In addition to his on-track education, McCormick is working on completing his Grade 12 studies. The short Canadian racing season hasn't made things too difficult for him, although he is enrolled in an online program run by Saskatoon's public school system. The curriculum is the same as what he would get in the classroom, but instead of going to school he has an online teacher and submits assignments by email.
"Doing just the Canadian series, which is five weekends, it's not too hectic and I've been able to keep my grades up," he says. "But it [the online system] is good for me when I'm on the road.
"I don't mind the English and History. I've finished my Grade 12 Biology courses, but I really enjoyed those. I used to be a big Math student, but not so much anymore. It's getting a little old. Physics is nice. A lot of it applies to everyday life, and you can't always say that about your courses."
McCormick hopes to be on the road a bit more next year, when he wouldn't mind adding some U.S. racing to his Canadian schedule. He made his debut in the AMA Superbike Championship, America's top series, at Alabama's Barber Motorsports Park last April. He finished sixth in the Superstock race there and 14th and 15th in the two Superbike events.
"That was pretty cool; it was a good experience," he says. "It was a big eye-opener. There are some pretty amazing riders down there. But I think we have a lot of talent up here too, and on the same equipment some of us Canadians could be knocking on the top five.
"We'll see how the last round plays out this weekend, but I'd like to do some more races down there. I'm still young and I've only ridden so much. For me it's more about getting track time, and getting more riding in."
For McCormick the lessons are coming fast both on and off the track.
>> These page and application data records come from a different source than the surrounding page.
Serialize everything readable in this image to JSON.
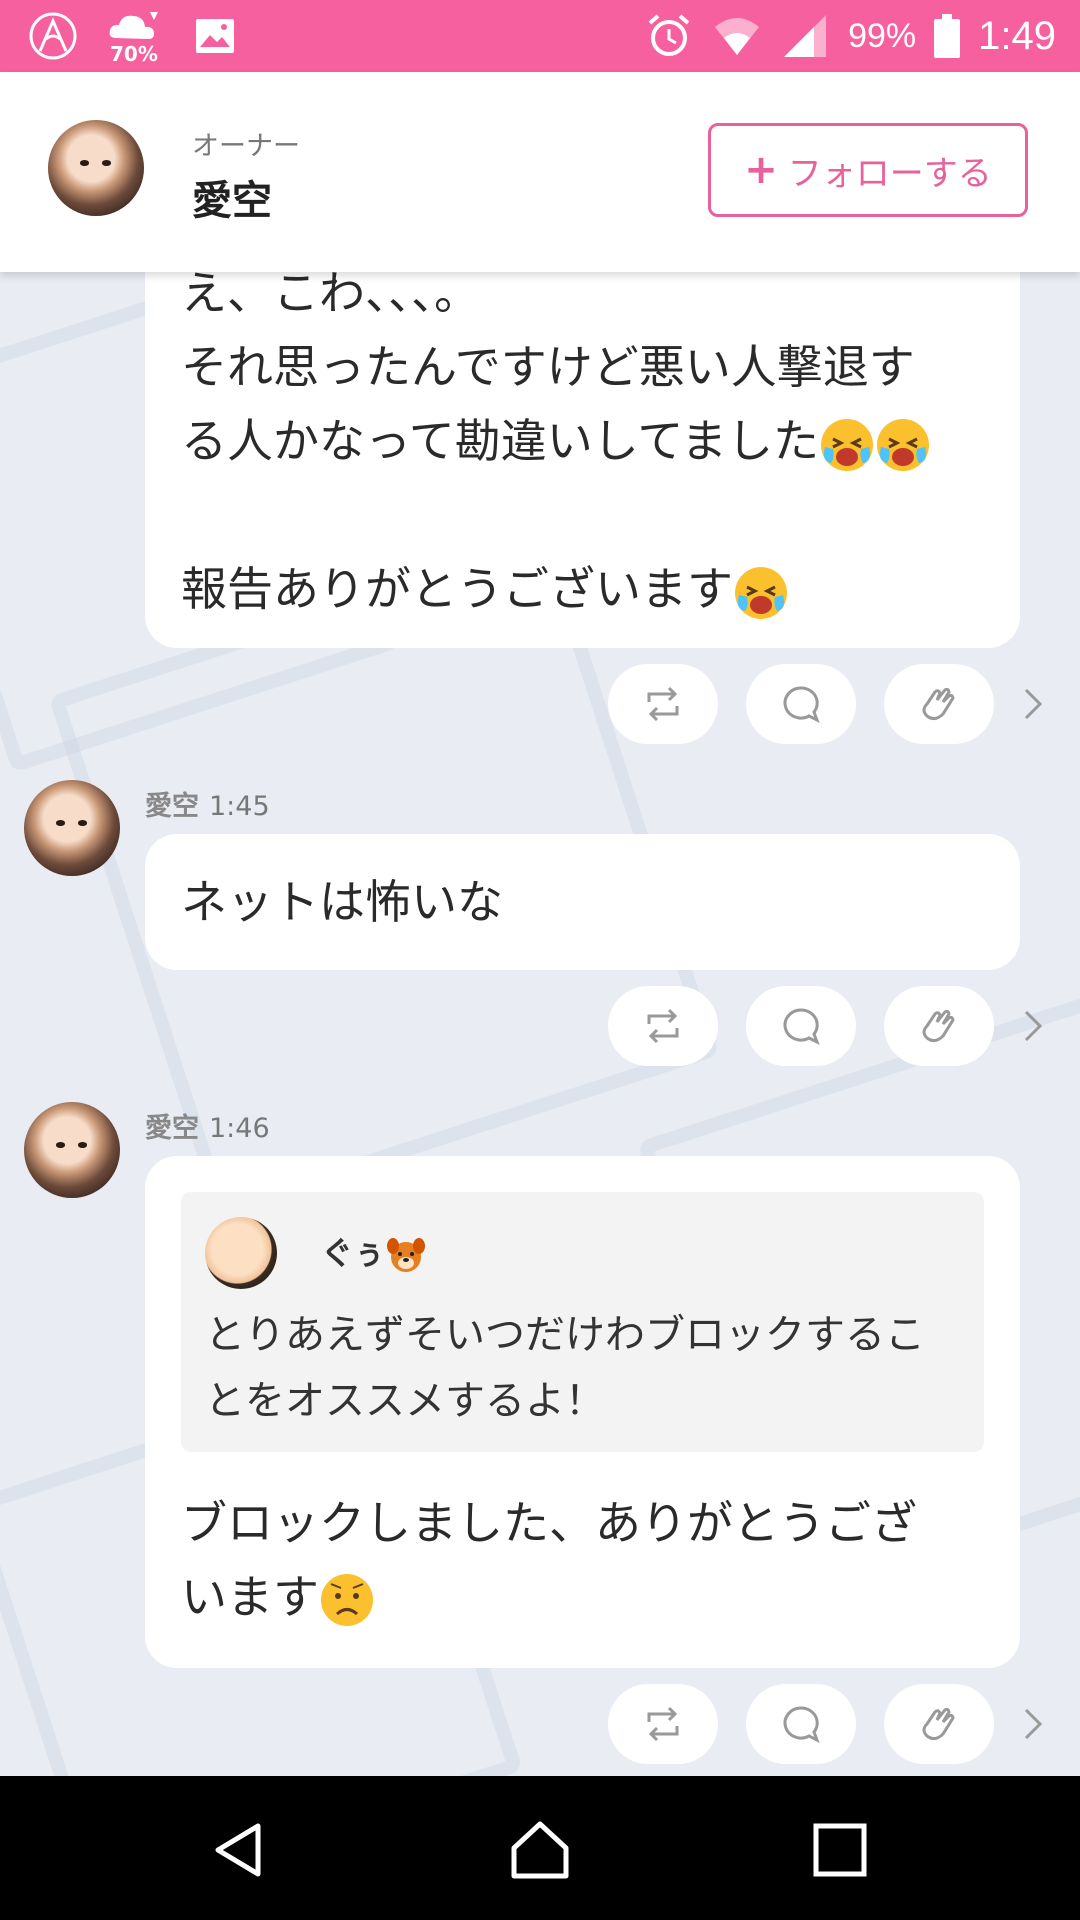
{
  "status_bar": {
    "weather_percent": "70%",
    "battery_percent": "99%",
    "time": "1:49",
    "background_color": "#f7609e"
  },
  "header": {
    "owner_label": "オーナー",
    "owner_name": "愛空",
    "follow_button": "フォローする",
    "follow_color": "#e8619a"
  },
  "messages": [
    {
      "lines_before": "え、こわ、、、。\nそれ思ったんですけど悪い人撃退す\nる人かなって勘違いしてました",
      "line_after": "報告ありがとうございます"
    },
    {
      "name": "愛空",
      "time": "1:45",
      "text": "ネットは怖いな"
    },
    {
      "name": "愛空",
      "time": "1:46",
      "quote": {
        "name": "ぐぅ",
        "text": "とりあえずそいつだけわブロックするこ\nとをオススメするよ！"
      },
      "text_before": "ブロックしました、ありがとうござ\nいます"
    }
  ],
  "icons": {
    "repost": "repost-icon",
    "comment": "comment-icon",
    "clap": "clap-icon",
    "more": "chevron-right-icon"
  }
}
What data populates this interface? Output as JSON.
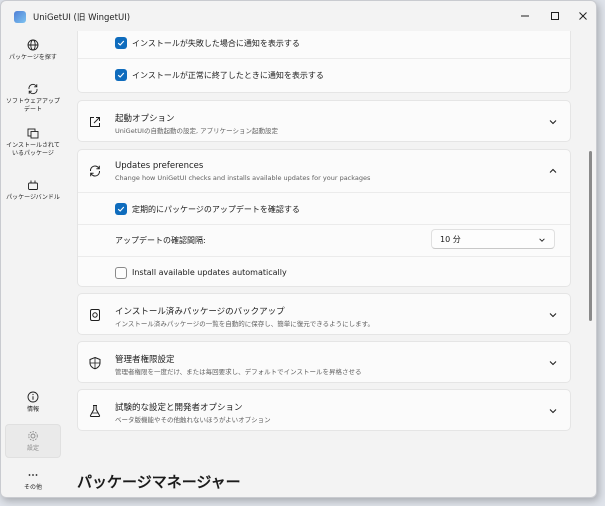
{
  "window": {
    "title": "UniGetUI (旧 WingetUI)",
    "minimize_label": "–",
    "maximize_label": "☐",
    "close_label": "✕"
  },
  "sidebar": {
    "items": [
      {
        "label": "パッケージを探す",
        "icon": "globe-icon"
      },
      {
        "label": "ソフトウェアアップデート",
        "icon": "refresh-icon"
      },
      {
        "label": "インストールされているパッケージ",
        "icon": "installed-packages-icon"
      },
      {
        "label": "パッケージバンドル",
        "icon": "bundle-icon"
      }
    ],
    "bottom_items": [
      {
        "label": "情報",
        "icon": "info-icon"
      },
      {
        "label": "設定",
        "icon": "gear-icon",
        "active": true
      },
      {
        "label": "その他",
        "icon": "more-icon"
      }
    ]
  },
  "notifications_card": {
    "options": [
      {
        "label": "インストールが失敗した場合に通知を表示する",
        "checked": true
      },
      {
        "label": "インストールが正常に終了したときに通知を表示する",
        "checked": true
      }
    ]
  },
  "startup_card": {
    "title": "起動オプション",
    "subtitle": "UniGetUIの自動起動の設定, アプリケーション起動設定"
  },
  "updates_card": {
    "title": "Updates preferences",
    "subtitle": "Change how UniGetUI checks and installs available updates for your packages",
    "check_label": "定期的にパッケージのアップデートを確認する",
    "check_checked": true,
    "interval_label": "アップデートの確認間隔:",
    "interval_value": "10 分",
    "auto_install_label": "Install available updates automatically",
    "auto_install_checked": false
  },
  "backup_card": {
    "title": "インストール済みパッケージのバックアップ",
    "subtitle": "インストール済みパッケージの一覧を自動的に保存し、簡単に復元できるようにします。"
  },
  "admin_card": {
    "title": "管理者権限設定",
    "subtitle": "管理者権限を一度だけ、または毎回要求し、デフォルトでインストールを昇格させる"
  },
  "experimental_card": {
    "title": "試験的な設定と開発者オプション",
    "subtitle": "ベータ版機能やその他触れないほうがよいオプション"
  },
  "section_heading": "パッケージマネージャー",
  "colors": {
    "accent": "#0f6cbd",
    "background": "#f3f3f3",
    "card": "#fbfbfb"
  }
}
Perhaps this weekend at Shannonville fans will see the young star graduate to another level in his road racing education with his first professional Superbike win.
Round 7 of the 2008 Parts Canada Superbike Championship will be held at Shannonville Motorsport Park in Shannonville, Ont. Aug. 29-31. This is the final round for Canada's premier motorcycle road racing series, with national titles still up for grabs in four classes, including the headline Pro Superbike division.
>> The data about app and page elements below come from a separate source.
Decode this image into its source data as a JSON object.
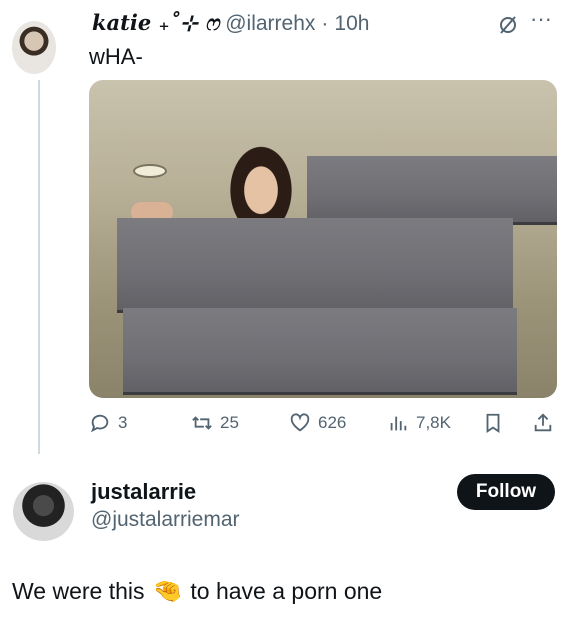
{
  "tweet": {
    "display_name": "katie ₊˚⊹ ෆ",
    "handle": "@ilarrehx",
    "separator": "·",
    "time": "10h",
    "text": "wHA-"
  },
  "actions": {
    "replies": "3",
    "retweets": "25",
    "likes": "626",
    "views": "7,8K"
  },
  "suggested": {
    "name": "justalarrie",
    "handle": "@justalarriemar",
    "follow_label": "Follow"
  },
  "caption": {
    "before": "We were this",
    "emoji": "🤏",
    "after": "to have a porn one"
  },
  "icons": [
    "grok-icon",
    "more-icon",
    "reply-icon",
    "retweet-icon",
    "like-icon",
    "views-icon",
    "bookmark-icon",
    "share-icon",
    "pinch-emoji"
  ]
}
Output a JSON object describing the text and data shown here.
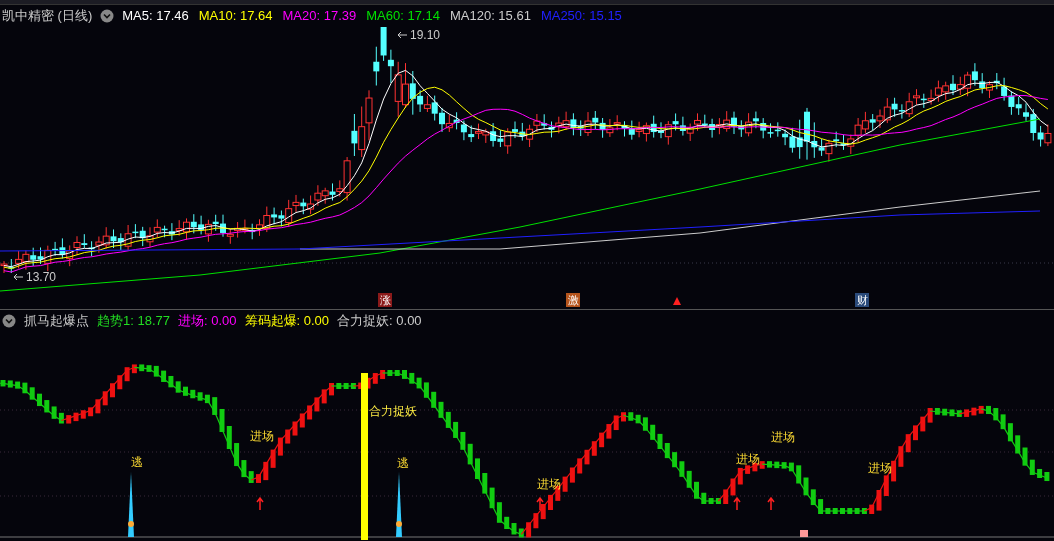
{
  "main_panel": {
    "title": "凯中精密 (日线)",
    "ma_legend": [
      {
        "label": "MA5: 17.46",
        "color": "#ffffff"
      },
      {
        "label": "MA10: 17.64",
        "color": "#ffff00"
      },
      {
        "label": "MA20: 17.39",
        "color": "#ff00ff"
      },
      {
        "label": "MA60: 17.14",
        "color": "#00e000"
      },
      {
        "label": "MA120: 15.61",
        "color": "#cccccc"
      },
      {
        "label": "MA250: 15.15",
        "color": "#2020ff"
      }
    ],
    "high_label": "19.10",
    "low_label": "13.70",
    "event_markers": [
      {
        "kind": "badge",
        "text": "涨",
        "color": "#8b1a1a"
      },
      {
        "kind": "badge",
        "text": "激",
        "color": "#b5541c"
      },
      {
        "kind": "flag",
        "color": "#ff2020"
      },
      {
        "kind": "badge",
        "text": "财",
        "color": "#2a4a7a"
      }
    ]
  },
  "indicator_panel": {
    "title": "抓马起爆点",
    "legend": [
      {
        "label": "趋势1: 18.77",
        "color": "#22dd22"
      },
      {
        "label": "进场: 0.00",
        "color": "#ff00ff"
      },
      {
        "label": "筹码起爆: 0.00",
        "color": "#ffff00"
      },
      {
        "label": "合力捉妖: 0.00",
        "color": "#cccccc"
      }
    ],
    "signals": [
      {
        "kind": "escape",
        "text": "逃"
      },
      {
        "kind": "entry",
        "text": "进场"
      },
      {
        "kind": "demon",
        "text": "合力捉妖"
      },
      {
        "kind": "escape",
        "text": "逃"
      },
      {
        "kind": "entry",
        "text": "进场"
      },
      {
        "kind": "entry",
        "text": "进场"
      },
      {
        "kind": "entry",
        "text": "进场"
      },
      {
        "kind": "entry",
        "text": "进场"
      }
    ]
  }
}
Weekend Schedule: Practice will be held Friday, Aug. 29 with qualifying set for Saturday, Aug. 30. Feature races in all classes will go Sunday afternoon, Aug. 31.
Tickets: Visit www.shannonville.com, or call 1-800-959-8955 or (613) 966- 7223. Weekend tickets are available for $50, Sunday only for $30. Children under 12 are free.